Recently, they have even begun to take back ground. As they have advanced, Prigozhin has imploded — in real time and on video.
His growing battle with Shoigu and Gerasimov — members of the hated elite that has never accepted him — has become an obsession that verges on monomania. He now rages against anyone and everyone: the Russian army whom he accuses of cowardice; those in the Russian state he holds responsible for not adequately supporting his mercenaries; and now even Putin, whom he mocked after his derisory Victory Day parade last week.
After two Russian jets and two helicopters were shot down in Russian territory in what appeared to be a spectacular military coup for Kyiv, Prigozhin said they were in fact victims of friendly fire. And according to a sensational U.S. intelligence leak, Prigozhin is reported to have said that if Ukraine’s commanders withdrew troops from Bakhmut, he would give them information about Russian army positions elsewhere.
This claim he has, understandably, vigorously denied because to have done so would have been an unforgivable act of treason.
Is the puppet finally turning against his master? It’s clear Prigozhin is trying to position himself as the only person brave enough to tell Russians —including Putin — the truth from the front.
In so doing he is becoming for the Kremlin what many of Russia’s elite have always sniffly said about him: a vulgar embarrassment.
What we are seeing is a desperate man facing ruin. Prigozhin is desperate to get the attention of the tsar who made him everything he is today; desperate for the recognition that his men are dying in the field for Mother Russia.
Modern Russia is a gangster state and Putin is its top gangster. Putin holds the Obshchak — the gang’s budget — to which those underneath contribute. But when the top gangster starts to make mistakes, the others start to worry about the Obshchak and think about seizing their chance.
Prigozhin is now implying that, through his disastrous invasion, ‘Grandpa’ has made a terrible error. The Obshchak is under threat. And only he is strong enough to tell ‘Grandpa’ the truth and solve the problem — if only he had the tools.
Another video appeal from 10 May saw Prigozhin (centre) threaten to leave the frontline city
Putin (right) and his ‘Chef’, Yevgeny Prigozhin, pictured together on 20 September 2010
But Prigozhin may have miscalculated — badly. If the Kremlin believes he has become a liability, things are likely to get nasty. In recent months, there have been several terror attacks on far-Right bloggers with links to Prigozhin, including one bombed in a cafe he owns. The Russian government blamed Ukraine; Prigozhin claimed it was intra-Russian warfare.

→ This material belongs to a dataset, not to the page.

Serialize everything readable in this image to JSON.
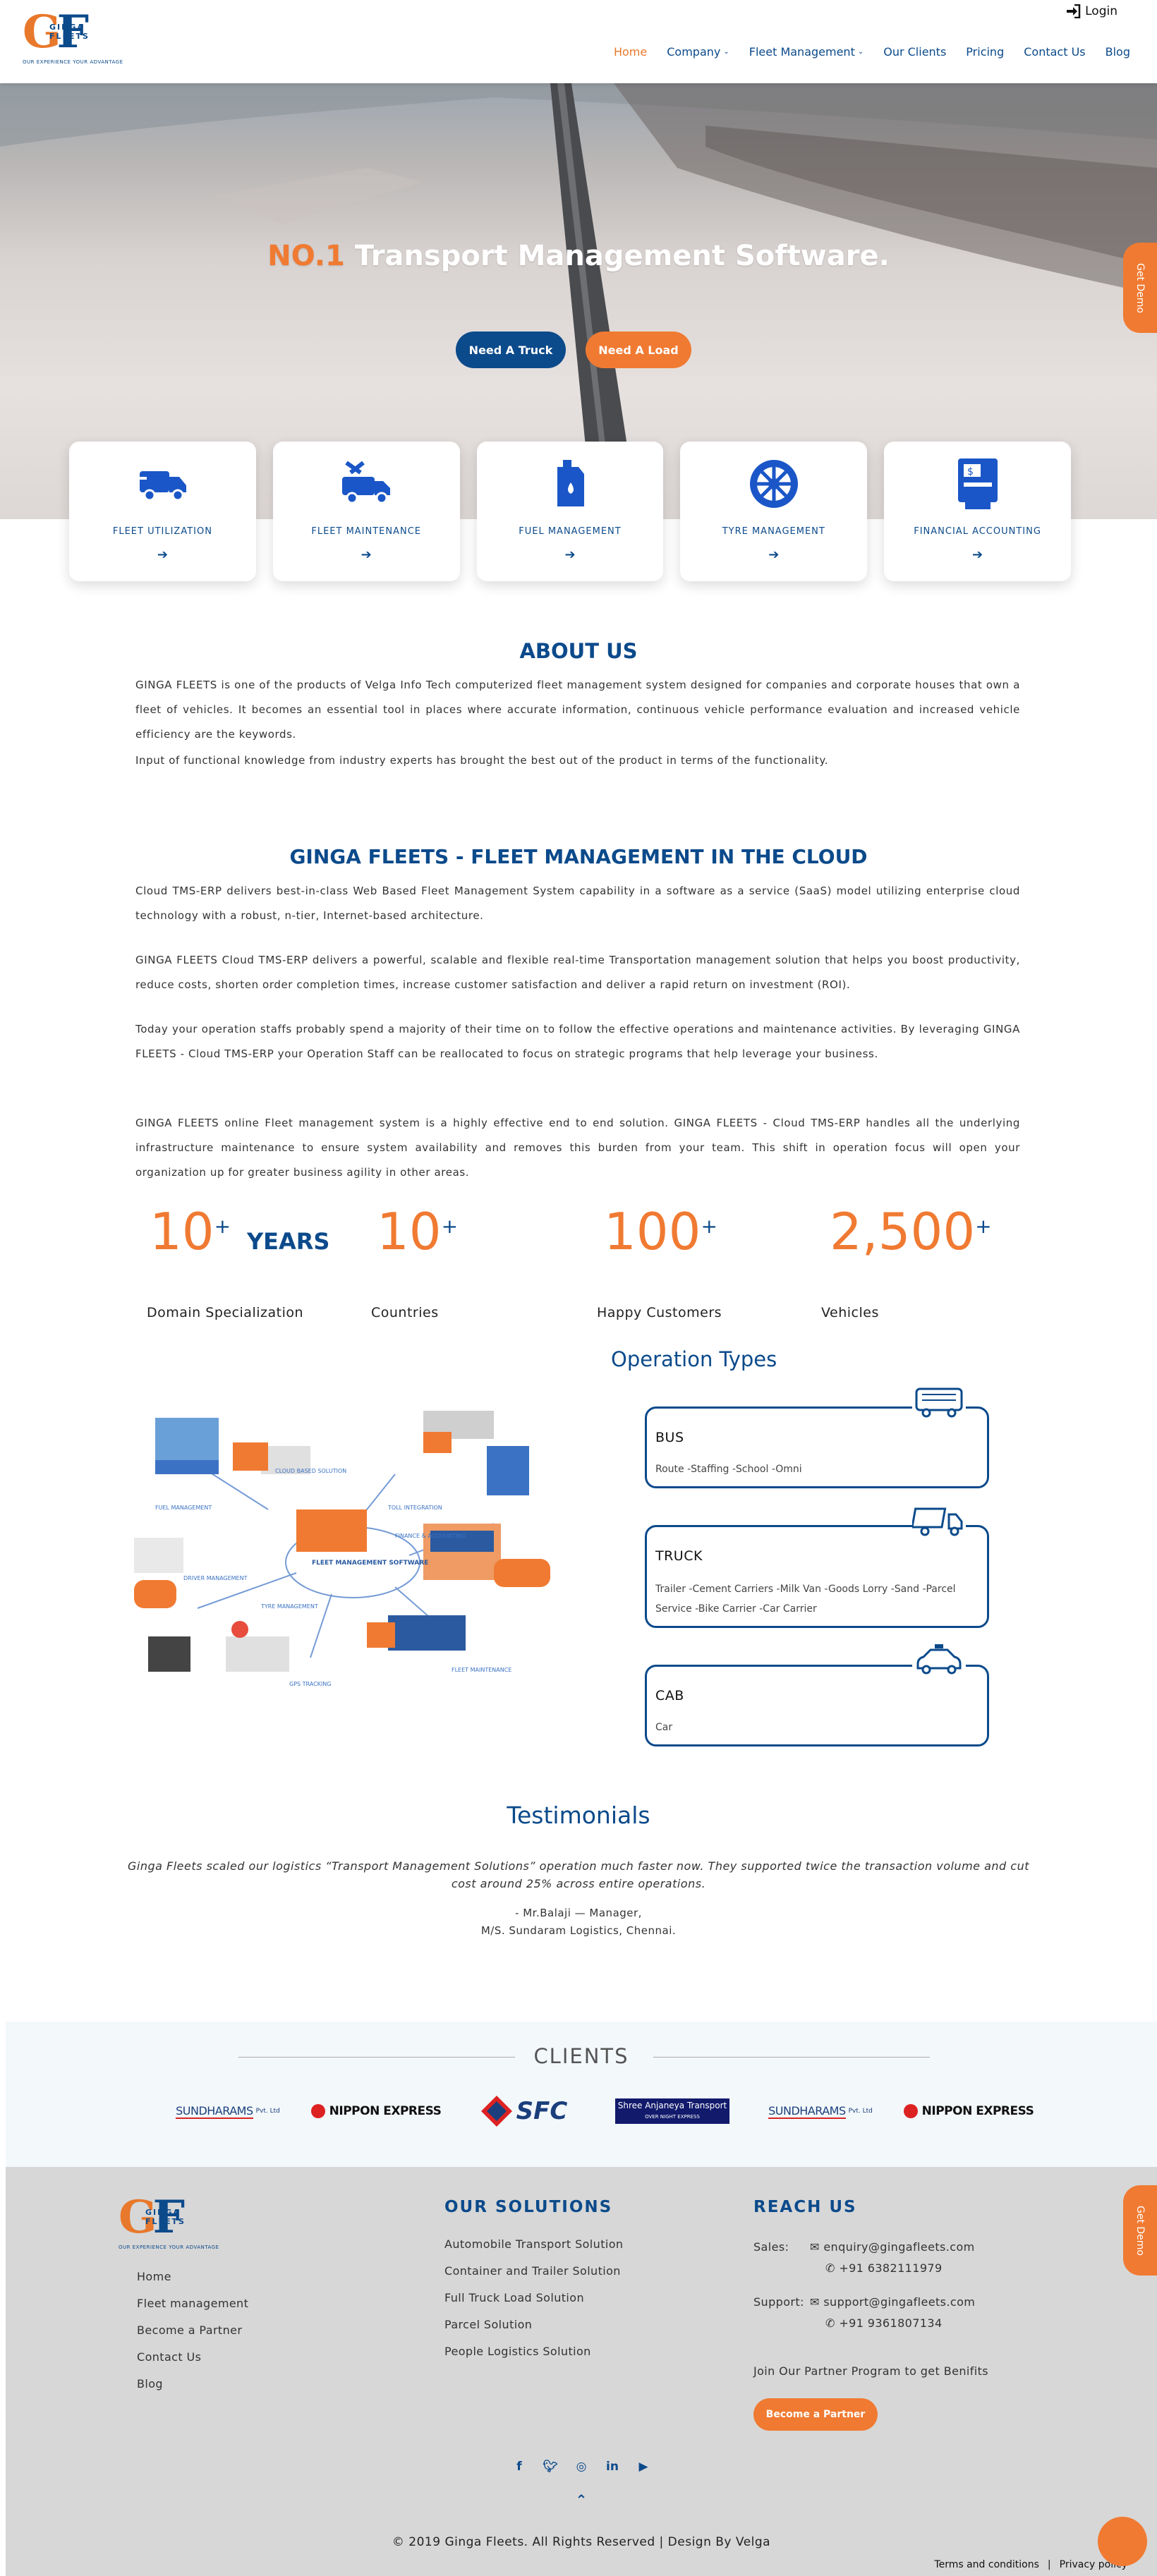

It may now be safer for him to stay in Bakhmut than return to Moscow. For Prigozhin, who has made it his life’s mission to escape the poverty of his youth and enter the Kremlin’s inner circle, it must be devastating to think everything he has stolen and murdered for may be coming to an end.
His attacks on ‘Grandpa’ must be seen as the outbursts of a man terrified that it’s all falling apart. And if he thinks he can topple Putin, he has almost certainly lost his mind. There is only one rule to observe if you want to take on a tsar: win. If not, you are finished.
If his words are sincere and not yet more lies from the master of disinformation, and his relationship with Putin is truly over, his options are both limited and bad.
Returning home would be a death sentence. Staying in Bakhmut could be fatal, too. He could fly to Mali or the Central African Republic to join his soldiers there. But there will be no more luxury yachts or floating restaurants.
As it stands, things look bleak. Unless he can deliver on his promise to take Bakhmut, he looks finished. The man from nowhere may finally be heading back to oblivion. But if that is to be his fate, one thing is clear: he will fight it every step of the way.
David Patrikarakos is UnHerd’s foreign correspondent and the author of War In 140 Characters.